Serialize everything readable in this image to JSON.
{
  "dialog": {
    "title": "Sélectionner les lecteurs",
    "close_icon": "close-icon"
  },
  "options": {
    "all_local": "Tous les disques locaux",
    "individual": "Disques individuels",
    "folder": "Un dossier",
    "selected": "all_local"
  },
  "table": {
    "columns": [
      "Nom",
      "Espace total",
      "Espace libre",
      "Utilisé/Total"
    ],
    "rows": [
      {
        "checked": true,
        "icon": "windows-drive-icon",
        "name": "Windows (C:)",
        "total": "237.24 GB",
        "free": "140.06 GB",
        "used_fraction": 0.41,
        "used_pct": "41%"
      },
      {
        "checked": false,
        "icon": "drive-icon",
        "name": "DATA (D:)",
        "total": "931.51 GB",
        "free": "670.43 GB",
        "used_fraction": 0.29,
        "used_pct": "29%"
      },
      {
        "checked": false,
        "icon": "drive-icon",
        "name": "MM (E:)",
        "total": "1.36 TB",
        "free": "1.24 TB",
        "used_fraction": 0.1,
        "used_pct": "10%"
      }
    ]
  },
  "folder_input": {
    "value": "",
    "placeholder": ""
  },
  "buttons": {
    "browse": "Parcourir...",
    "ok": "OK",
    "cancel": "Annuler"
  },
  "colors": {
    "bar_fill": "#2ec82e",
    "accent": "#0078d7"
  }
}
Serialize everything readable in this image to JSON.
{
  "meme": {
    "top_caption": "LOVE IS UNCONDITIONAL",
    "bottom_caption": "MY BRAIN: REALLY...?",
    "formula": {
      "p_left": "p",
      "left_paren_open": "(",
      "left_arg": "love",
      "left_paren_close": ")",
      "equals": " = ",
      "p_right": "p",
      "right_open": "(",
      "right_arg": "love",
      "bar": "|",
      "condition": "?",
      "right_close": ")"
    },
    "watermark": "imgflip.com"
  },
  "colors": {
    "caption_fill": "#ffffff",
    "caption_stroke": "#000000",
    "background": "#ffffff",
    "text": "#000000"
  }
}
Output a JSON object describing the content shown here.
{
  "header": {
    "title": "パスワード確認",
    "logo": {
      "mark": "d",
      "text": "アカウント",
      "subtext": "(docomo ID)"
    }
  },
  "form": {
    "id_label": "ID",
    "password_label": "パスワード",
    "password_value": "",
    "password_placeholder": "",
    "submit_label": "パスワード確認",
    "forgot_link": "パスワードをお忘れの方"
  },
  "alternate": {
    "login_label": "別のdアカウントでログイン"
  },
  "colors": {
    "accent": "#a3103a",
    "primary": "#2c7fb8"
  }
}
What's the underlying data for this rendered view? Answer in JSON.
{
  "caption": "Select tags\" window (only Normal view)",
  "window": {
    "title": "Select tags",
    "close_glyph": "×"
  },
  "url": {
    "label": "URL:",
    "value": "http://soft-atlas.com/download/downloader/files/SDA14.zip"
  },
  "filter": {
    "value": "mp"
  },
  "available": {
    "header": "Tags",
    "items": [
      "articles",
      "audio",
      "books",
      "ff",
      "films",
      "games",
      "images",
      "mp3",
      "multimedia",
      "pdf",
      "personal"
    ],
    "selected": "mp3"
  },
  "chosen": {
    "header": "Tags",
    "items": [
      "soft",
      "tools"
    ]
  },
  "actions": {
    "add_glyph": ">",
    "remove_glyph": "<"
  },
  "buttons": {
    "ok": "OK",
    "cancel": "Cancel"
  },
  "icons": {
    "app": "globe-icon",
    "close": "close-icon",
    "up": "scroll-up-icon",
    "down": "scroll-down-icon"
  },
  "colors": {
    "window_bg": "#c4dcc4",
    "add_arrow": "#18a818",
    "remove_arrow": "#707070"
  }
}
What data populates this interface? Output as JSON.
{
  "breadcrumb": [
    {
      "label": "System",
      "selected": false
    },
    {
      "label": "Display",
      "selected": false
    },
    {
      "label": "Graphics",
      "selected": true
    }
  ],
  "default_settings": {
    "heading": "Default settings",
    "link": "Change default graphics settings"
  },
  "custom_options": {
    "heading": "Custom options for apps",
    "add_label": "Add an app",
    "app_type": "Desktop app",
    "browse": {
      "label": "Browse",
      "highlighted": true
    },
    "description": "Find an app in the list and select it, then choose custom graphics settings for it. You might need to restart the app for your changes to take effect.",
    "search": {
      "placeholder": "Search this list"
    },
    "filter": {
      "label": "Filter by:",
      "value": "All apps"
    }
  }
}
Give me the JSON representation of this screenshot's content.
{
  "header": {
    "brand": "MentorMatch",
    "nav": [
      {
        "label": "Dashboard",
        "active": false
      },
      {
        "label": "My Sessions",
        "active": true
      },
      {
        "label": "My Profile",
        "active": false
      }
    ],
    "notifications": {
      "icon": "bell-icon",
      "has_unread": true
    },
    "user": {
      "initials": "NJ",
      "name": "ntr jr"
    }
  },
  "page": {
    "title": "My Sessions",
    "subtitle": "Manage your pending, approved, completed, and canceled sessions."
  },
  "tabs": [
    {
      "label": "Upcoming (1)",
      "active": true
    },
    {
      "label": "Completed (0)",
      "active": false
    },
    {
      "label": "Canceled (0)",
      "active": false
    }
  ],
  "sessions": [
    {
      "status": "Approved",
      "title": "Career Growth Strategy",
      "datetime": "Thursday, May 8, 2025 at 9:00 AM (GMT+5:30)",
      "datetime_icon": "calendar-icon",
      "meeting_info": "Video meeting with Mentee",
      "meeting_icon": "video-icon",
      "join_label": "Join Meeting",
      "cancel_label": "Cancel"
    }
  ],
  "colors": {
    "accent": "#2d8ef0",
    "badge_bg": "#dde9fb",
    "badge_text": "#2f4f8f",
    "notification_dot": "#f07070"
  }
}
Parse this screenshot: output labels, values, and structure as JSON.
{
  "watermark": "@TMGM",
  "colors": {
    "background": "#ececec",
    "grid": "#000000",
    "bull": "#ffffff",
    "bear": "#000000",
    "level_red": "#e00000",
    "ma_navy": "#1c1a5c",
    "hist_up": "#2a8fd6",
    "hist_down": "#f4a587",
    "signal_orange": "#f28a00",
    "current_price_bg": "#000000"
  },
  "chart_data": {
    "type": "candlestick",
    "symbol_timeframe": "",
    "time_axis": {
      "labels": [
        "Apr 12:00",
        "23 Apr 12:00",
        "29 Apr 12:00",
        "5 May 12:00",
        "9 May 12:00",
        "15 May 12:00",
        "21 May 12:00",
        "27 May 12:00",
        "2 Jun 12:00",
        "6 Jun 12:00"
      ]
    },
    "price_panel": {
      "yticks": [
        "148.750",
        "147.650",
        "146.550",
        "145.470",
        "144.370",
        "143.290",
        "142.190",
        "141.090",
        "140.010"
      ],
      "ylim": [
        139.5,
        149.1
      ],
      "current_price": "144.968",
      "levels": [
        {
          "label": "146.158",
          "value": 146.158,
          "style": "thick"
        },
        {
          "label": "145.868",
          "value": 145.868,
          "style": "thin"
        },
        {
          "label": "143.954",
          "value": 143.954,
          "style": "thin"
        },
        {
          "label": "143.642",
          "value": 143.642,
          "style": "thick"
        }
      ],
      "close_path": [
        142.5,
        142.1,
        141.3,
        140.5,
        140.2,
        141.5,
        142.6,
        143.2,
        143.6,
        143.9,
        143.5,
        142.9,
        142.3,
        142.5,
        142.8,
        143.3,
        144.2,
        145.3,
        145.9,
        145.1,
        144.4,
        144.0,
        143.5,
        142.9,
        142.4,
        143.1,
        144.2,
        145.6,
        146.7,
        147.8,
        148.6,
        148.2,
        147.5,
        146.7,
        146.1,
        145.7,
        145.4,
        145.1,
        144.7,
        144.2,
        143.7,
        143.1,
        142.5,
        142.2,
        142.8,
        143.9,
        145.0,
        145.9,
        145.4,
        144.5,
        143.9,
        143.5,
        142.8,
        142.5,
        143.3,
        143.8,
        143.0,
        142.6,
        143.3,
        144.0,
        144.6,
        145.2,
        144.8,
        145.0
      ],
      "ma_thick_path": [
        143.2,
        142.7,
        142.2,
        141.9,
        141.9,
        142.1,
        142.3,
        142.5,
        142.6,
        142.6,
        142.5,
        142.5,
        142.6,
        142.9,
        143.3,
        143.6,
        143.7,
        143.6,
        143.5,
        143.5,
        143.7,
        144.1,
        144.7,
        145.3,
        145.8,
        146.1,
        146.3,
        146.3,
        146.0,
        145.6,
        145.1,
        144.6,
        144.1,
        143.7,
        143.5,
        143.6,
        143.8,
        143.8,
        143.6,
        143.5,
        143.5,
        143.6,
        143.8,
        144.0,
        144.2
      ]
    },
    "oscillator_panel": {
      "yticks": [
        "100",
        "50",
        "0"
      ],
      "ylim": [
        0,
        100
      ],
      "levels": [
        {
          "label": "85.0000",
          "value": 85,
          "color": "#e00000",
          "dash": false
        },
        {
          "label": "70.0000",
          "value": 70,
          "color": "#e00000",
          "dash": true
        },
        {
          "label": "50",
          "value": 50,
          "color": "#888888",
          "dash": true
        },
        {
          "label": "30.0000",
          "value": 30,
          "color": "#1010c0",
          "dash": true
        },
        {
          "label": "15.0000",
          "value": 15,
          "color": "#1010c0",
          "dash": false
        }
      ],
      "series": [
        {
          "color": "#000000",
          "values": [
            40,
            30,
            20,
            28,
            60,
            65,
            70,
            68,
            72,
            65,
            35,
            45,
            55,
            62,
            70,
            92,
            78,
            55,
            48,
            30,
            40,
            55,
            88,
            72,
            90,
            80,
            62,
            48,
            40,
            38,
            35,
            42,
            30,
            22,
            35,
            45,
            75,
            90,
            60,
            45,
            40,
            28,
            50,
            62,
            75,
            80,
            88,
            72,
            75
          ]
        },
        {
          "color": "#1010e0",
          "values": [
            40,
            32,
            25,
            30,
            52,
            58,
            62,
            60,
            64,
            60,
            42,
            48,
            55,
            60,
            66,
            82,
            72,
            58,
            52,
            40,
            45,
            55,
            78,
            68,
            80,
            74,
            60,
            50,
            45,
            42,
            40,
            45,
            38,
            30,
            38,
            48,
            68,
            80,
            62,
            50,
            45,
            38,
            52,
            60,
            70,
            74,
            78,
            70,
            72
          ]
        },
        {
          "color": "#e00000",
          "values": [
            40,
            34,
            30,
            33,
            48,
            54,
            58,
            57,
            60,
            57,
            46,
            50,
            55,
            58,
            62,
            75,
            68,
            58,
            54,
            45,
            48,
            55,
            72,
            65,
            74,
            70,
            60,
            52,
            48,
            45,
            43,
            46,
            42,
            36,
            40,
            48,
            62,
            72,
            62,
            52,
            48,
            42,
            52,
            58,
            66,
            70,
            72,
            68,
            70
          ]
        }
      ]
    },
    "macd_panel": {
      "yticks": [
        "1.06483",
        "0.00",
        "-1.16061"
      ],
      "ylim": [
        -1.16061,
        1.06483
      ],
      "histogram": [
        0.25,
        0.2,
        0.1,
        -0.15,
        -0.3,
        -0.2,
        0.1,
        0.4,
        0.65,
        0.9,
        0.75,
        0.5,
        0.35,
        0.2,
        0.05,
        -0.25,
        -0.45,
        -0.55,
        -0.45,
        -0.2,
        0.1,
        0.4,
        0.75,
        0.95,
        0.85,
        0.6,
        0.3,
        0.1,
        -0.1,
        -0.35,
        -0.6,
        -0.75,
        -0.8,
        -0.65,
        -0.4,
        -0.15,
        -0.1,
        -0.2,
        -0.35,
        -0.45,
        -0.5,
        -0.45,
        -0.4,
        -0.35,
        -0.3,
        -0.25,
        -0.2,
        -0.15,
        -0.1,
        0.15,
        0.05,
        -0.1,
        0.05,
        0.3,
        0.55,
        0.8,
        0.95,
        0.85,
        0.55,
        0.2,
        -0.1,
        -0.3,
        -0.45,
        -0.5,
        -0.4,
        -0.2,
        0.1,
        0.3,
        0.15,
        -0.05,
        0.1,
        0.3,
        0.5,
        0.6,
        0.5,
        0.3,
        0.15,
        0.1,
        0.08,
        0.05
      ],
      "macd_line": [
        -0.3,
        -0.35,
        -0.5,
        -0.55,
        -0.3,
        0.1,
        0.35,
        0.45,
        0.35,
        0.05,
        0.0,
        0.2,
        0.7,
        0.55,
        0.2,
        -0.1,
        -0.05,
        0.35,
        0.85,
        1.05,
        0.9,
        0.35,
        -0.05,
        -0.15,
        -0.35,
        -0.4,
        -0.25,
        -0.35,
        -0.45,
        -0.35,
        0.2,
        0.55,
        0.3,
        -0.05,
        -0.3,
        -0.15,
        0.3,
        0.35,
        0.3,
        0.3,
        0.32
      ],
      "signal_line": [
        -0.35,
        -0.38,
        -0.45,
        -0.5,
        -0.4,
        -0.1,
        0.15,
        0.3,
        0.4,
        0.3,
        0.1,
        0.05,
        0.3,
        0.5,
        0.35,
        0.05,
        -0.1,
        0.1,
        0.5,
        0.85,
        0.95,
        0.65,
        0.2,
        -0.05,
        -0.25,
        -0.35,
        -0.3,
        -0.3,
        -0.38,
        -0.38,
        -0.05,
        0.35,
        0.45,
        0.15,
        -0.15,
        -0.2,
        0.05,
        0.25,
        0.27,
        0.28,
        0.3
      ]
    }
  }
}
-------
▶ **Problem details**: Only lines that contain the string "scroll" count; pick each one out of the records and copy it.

▶ **Result**:
    "up": "scroll-up-icon",
    "down": "scroll-down-icon"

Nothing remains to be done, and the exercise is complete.